[TASK DATA — start]

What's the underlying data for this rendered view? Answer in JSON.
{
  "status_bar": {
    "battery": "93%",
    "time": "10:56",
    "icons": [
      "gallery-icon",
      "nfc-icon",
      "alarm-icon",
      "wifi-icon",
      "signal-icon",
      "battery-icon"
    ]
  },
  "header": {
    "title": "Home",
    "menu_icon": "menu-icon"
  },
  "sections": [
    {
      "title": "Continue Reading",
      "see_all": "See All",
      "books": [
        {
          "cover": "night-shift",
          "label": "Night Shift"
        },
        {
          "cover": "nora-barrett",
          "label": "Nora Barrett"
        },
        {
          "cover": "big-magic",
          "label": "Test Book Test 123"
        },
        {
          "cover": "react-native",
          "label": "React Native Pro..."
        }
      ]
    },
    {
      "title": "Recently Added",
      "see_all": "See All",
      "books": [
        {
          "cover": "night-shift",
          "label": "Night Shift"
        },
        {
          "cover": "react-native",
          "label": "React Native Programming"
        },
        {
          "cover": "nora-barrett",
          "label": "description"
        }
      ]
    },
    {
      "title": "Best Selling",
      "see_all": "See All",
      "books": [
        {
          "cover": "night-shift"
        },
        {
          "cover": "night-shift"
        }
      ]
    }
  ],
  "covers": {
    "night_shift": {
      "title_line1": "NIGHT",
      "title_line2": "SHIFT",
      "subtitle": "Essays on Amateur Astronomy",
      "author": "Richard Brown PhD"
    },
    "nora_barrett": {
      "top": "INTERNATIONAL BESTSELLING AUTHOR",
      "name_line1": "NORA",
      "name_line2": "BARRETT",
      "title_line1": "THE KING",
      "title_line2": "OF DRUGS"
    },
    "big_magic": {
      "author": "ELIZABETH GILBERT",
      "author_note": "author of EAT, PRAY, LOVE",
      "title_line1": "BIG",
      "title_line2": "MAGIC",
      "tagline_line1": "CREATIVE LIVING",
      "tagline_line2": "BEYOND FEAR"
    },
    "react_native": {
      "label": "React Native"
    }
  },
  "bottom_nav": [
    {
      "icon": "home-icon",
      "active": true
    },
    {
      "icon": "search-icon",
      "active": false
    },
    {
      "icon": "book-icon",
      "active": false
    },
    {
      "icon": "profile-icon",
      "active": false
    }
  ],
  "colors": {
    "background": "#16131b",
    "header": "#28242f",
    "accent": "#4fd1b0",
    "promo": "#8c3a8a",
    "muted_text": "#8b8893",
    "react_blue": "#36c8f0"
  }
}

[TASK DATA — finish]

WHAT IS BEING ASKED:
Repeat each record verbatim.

YOUR RESPONSE:
What's the underlying data for this rendered view? Answer in JSON.
{
  "status_bar": {
    "battery": "93%",
    "time": "10:56",
    "icons": [
      "gallery-icon",
      "nfc-icon",
      "alarm-icon",
      "wifi-icon",
      "signal-icon",
      "battery-icon"
    ]
  },
  "header": {
    "title": "Home",
    "menu_icon": "menu-icon"
  },
  "sections": [
    {
      "title": "Continue Reading",
      "see_all": "See All",
      "books": [
        {
          "cover": "night-shift",
          "label": "Night Shift"
        },
        {
          "cover": "nora-barrett",
          "label": "Nora Barrett"
        },
        {
          "cover": "big-magic",
          "label": "Test Book Test 123"
        },
        {
          "cover": "react-native",
          "label": "React Native Pro..."
        }
      ]
    },
    {
      "title": "Recently Added",
      "see_all": "See All",
      "books": [
        {
          "cover": "night-shift",
          "label": "Night Shift"
        },
        {
          "cover": "react-native",
          "label": "React Native Programming"
        },
        {
          "cover": "nora-barrett",
          "label": "description"
        }
      ]
    },
    {
      "title": "Best Selling",
      "see_all": "See All",
      "books": [
        {
          "cover": "night-shift"
        },
        {
          "cover": "night-shift"
        }
      ]
    }
  ],
  "covers": {
    "night_shift": {
      "title_line1": "NIGHT",
      "title_line2": "SHIFT",
      "subtitle": "Essays on Amateur Astronomy",
      "author": "Richard Brown PhD"
    },
    "nora_barrett": {
      "top": "INTERNATIONAL BESTSELLING AUTHOR",
      "name_line1": "NORA",
      "name_line2": "BARRETT",
      "title_line1": "THE KING",
      "title_line2": "OF DRUGS"
    },
    "big_magic": {
      "author": "ELIZABETH GILBERT",
      "author_note": "author of EAT, PRAY, LOVE",
      "title_line1": "BIG",
      "title_line2": "MAGIC",
      "tagline_line1": "CREATIVE LIVING",
      "tagline_line2": "BEYOND FEAR"
    },
    "react_native": {
      "label": "React Native"
    }
  },
  "bottom_nav": [
    {
      "icon": "home-icon",
      "active": true
    },
    {
      "icon": "search-icon",
      "active": false
    },
    {
      "icon": "book-icon",
      "active": false
    },
    {
      "icon": "profile-icon",
      "active": false
    }
  ],
  "colors": {
    "background": "#16131b",
    "header": "#28242f",
    "accent": "#4fd1b0",
    "promo": "#8c3a8a",
    "muted_text": "#8b8893",
    "react_blue": "#36c8f0"
  }
}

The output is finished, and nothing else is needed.